I received strange glances and expressions of doubt when I said that I would be fasting for Ramadan this year. What business does a non-Muslim have in fasting for Ramadan? What is there to gain from depriving yourself of food and water during some of the hottest and longest days of the year? Why should I care?
This month, I will attempt to engage in routine prayer and meditation. I will abstain from food and drink from sunrise to sunset, and a will make an effort to quell violent and hurtful thoughts and speech. I will attempt to read a significant amount of the Qur’an and New Testament and participate in volunteer and charity efforts that benefit the local or global community.
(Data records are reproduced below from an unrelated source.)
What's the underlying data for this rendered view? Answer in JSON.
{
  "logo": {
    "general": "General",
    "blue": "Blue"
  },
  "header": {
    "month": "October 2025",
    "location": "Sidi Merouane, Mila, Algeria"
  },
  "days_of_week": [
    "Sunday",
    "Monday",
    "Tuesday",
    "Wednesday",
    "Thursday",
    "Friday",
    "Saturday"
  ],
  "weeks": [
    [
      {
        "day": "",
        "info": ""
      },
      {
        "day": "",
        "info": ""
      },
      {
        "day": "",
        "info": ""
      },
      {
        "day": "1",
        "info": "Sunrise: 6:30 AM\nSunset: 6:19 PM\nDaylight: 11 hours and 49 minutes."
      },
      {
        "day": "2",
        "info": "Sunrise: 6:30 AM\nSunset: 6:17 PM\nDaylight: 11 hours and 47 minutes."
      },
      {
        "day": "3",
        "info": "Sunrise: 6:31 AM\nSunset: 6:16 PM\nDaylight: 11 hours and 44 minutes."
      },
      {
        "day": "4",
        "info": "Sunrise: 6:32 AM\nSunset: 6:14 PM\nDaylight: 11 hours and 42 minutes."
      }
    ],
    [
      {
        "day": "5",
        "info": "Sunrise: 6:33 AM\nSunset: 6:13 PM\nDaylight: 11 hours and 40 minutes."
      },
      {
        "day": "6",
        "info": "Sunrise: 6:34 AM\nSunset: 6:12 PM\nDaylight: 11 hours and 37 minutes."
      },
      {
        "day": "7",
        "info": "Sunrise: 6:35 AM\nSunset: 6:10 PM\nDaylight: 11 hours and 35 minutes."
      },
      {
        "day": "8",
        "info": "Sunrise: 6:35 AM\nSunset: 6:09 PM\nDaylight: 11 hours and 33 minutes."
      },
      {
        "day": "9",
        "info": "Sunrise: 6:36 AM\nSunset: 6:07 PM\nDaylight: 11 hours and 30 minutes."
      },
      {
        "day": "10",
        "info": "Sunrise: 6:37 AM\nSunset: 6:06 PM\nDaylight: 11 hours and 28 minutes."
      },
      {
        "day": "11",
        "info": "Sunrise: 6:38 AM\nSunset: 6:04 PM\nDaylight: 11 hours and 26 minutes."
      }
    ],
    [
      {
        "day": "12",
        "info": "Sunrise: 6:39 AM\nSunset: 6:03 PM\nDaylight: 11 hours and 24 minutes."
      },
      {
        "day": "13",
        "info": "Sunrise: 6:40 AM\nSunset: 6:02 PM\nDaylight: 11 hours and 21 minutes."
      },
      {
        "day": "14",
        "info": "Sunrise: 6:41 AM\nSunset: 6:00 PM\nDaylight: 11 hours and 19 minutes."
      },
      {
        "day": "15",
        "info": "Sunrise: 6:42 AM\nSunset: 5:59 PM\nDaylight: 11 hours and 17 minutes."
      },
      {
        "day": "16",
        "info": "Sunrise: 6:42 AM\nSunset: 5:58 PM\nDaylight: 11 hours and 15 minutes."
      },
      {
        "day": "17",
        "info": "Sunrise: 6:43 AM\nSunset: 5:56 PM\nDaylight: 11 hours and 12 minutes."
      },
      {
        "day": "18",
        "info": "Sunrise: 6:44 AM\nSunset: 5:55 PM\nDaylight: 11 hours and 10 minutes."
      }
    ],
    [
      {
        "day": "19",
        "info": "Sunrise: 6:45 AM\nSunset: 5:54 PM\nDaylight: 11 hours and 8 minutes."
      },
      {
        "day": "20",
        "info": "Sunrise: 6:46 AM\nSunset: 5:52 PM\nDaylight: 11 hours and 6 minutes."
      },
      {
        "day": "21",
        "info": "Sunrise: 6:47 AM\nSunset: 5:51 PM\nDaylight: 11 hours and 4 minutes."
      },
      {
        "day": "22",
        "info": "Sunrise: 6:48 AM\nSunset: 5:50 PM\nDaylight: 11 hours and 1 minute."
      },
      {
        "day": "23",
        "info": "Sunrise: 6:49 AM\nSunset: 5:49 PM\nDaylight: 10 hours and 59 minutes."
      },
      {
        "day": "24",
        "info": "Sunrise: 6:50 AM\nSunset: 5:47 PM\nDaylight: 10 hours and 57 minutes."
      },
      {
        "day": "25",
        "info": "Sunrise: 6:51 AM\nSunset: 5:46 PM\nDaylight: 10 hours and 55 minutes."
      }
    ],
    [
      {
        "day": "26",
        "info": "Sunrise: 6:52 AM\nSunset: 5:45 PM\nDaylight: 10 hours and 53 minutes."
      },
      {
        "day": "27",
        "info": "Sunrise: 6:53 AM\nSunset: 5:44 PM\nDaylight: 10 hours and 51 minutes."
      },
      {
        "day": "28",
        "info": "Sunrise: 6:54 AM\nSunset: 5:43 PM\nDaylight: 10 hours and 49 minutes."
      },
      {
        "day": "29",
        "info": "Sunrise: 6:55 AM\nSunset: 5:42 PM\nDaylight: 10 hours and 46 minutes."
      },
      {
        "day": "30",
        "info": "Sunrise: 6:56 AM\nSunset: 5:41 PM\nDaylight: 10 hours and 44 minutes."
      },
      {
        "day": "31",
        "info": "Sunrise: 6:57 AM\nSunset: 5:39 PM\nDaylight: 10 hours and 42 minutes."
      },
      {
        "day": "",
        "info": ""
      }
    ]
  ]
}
I am presented with an opportunity to grow in my humanity. This past year, I have constantly found myself over-committed and lacking time for proper reflection and growth. I look forward to taking this time to grow consciously – to nourish relationships, reflect on my goals and values, and grow in love, peace, and humility. In starving my senses, I become aware of the beauty of life that surrounds me. Participating in Ramadan is a test of my personal commitment and ability to set aside the year (and years) ahead for long-term and life-long inner transformation.
Ramadan, to me, is not a ritual shrouded in Oriental mystique, but a profound period of spiritual development and ascension that is practiced by dozens of my friends and colleagues, hundreds of Chicagoans, and thousands of Americans. In a society that often sets spirituality in the periphery of life, the chance to engage in a period of reflection and intention is an opportunity not to be missed.
I have been reminded that I am a non-Muslim. Having been raised in the Catholic tradition, I am familiar with periods of reflection and abstention, and have fond moments of looking forward to Lent as a time to grow closer to God. I still look forward to Lent as a time to focus on the spiritual dimensions of life, but as I grow as an interfaith leader and as I grow to recognize the inherent wisdom in the diverse spiritual expressions of humanity, I see the value in reaching beyond faith divisions and embracing those elements that will guide me on my journey to the Divine.
My decision to fast is also a multi-faceted act of solidarity. In doing so, I am not only standing in solidarity with all the hungry and suffering in the world and with Muslim brothers and sisters. I am standing with all who face persecution based on their religious identities. As we have seen in years passed, Muslims face discrimination and persecution in the United States and elsewhere. As an interfaith leader, I take issue and fight to counter not only this faith-based division, but all acts of faith-based division around the world.
In fasting, I hope to make a conscious commitment to continue my work in the world. Thousands around the world not only suffer from lack of food and water, but from lack of acceptance, love, understanding, and a place to call home. Let us all, Muslim and non-Muslim alike, take time to remember this reality and remember our power to change the world for the better during this month.
An original post by Peter Dziedzic, a World Faither